Joba escapes unscathed against old friends

Joba escapes unscathed against old friends

TAMPA, Fla. -- Joba Chamberlain has thrown to Francisco Cervelli for years. Pitching against him was something altogether different.

As Chamberlain stared toward the batter's box and saw his former teammate waiting to swing, he had his Spring Training test.

"He's caught me for a long time, my whole career," Chamberlain said of facing Cervelli in his return to Steinbrenner Field in a Tigers uniform. "To be able to get that at-bat and see the swings that he was taking and to get him to swing on a slider was a good sign."

Chamberlain retired Cervelli with the pitch the batter probably knew was coming once he got to two strikes. Chamberlain eventually got out of the inning with that pitch, making it through a scoreless seventh with two runners stranded. He fell behind with his fastball, struggling to command his heater, then rescued a potential disaster of an inning with the sharp-breaking slider he wanted to regain.

"Today was a big key for me, as far as my slider," Chamberlain said. "I wanted to come in and make sure I felt confident with it, because it was something that was going to get me back over the rubber and to the plate. I got a couple strikeouts on it. I've got to continue to locate my fastball and pitch off that, and to know that I still have my slider there is a good sign."

Chamberlain didn't get an immediate reception from the sellout crowd when he entered, but only because it was the seventh-inning stretch and "God Bless America" was playing. Once he was introduced, the crowd reaction was mixed but muted.

For some of them, Chamberlain's struggles had to look familiar. He threw 12 balls and 12 strikes for the inning. Many of the balls were fastballs early in the inning, putting him behind in the count against his first three innings. Several of the strikes were sliders late.

He retired the first two batters he faced after 2-0 counts, then fell behind on a 3-0 count to Jose Gil, who lined a single to left off a fastball. Chamberlain put Dean Anna in a 1-2 count before missing with a couple sliders and losing him to a walk.

Up came Francisco Arcia, who took a couple strikes to fall behind and set up the slider. He took one for a ball, but Chamberlain spotted the second for a called strike and an escape.

"He got into a little bit of trouble, and got himself out of it," manager Brad Ausmus said. "I'm sure he had a little bit of mixed emotions coming back and playing against the Yankees, but he threw a couple sliders that looked really good. When his slider is on, it's a swing-and-miss pitch."

Chamberlain wasn't making much of the emotions. He said hello to many of his old teammates before the game, he said, but wanted to focus on his work.

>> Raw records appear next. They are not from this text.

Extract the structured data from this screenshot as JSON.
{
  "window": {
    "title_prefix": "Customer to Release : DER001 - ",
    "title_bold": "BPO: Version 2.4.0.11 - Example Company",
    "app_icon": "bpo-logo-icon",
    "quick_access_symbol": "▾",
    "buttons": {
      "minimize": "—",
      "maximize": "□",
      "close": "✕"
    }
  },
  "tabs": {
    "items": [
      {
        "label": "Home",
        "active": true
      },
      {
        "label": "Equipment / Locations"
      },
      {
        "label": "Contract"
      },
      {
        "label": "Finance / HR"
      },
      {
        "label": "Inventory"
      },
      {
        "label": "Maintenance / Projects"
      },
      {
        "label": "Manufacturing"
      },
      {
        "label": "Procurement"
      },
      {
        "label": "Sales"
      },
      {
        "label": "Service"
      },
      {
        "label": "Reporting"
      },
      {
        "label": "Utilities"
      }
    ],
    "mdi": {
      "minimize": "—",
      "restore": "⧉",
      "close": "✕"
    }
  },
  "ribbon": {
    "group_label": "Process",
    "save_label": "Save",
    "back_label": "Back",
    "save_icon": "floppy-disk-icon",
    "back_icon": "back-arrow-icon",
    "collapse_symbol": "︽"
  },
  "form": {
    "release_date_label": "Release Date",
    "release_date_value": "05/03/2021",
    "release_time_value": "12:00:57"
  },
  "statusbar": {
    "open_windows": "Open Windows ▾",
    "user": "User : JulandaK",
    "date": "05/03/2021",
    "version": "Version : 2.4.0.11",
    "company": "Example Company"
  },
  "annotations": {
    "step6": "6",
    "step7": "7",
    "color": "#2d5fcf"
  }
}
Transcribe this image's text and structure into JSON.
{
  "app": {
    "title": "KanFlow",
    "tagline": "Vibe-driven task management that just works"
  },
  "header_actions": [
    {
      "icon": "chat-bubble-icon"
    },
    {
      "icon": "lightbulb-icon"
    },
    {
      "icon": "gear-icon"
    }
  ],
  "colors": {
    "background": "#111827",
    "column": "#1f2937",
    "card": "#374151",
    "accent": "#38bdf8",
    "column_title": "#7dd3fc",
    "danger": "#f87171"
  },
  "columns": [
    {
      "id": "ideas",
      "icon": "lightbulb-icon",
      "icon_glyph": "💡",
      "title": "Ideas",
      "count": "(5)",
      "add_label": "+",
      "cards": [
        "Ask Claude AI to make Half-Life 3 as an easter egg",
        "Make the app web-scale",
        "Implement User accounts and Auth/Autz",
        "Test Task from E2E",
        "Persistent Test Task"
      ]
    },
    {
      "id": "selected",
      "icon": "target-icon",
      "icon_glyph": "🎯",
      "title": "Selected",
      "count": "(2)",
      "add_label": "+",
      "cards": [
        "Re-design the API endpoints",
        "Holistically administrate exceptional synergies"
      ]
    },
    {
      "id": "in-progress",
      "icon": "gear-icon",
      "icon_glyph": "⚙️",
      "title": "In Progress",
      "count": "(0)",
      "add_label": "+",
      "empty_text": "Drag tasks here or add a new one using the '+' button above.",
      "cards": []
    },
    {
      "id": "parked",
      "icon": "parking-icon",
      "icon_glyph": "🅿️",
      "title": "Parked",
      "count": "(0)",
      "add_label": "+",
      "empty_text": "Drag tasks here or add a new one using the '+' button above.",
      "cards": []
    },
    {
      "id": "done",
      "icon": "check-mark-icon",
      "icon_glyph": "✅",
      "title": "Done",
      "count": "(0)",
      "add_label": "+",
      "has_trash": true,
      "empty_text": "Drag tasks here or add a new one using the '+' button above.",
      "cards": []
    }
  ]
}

"It's another game," he said. "It's one of those things where you have to be able to slow it down a little bit, and I wasn't able to do a good job of that today. It's something to work through."

Jason Beck is a reporter for MLB.com. Read Beck's Blog and follow him on Twitter @beckjason. This story was not subject to the approval of Major League Baseball or its clubs.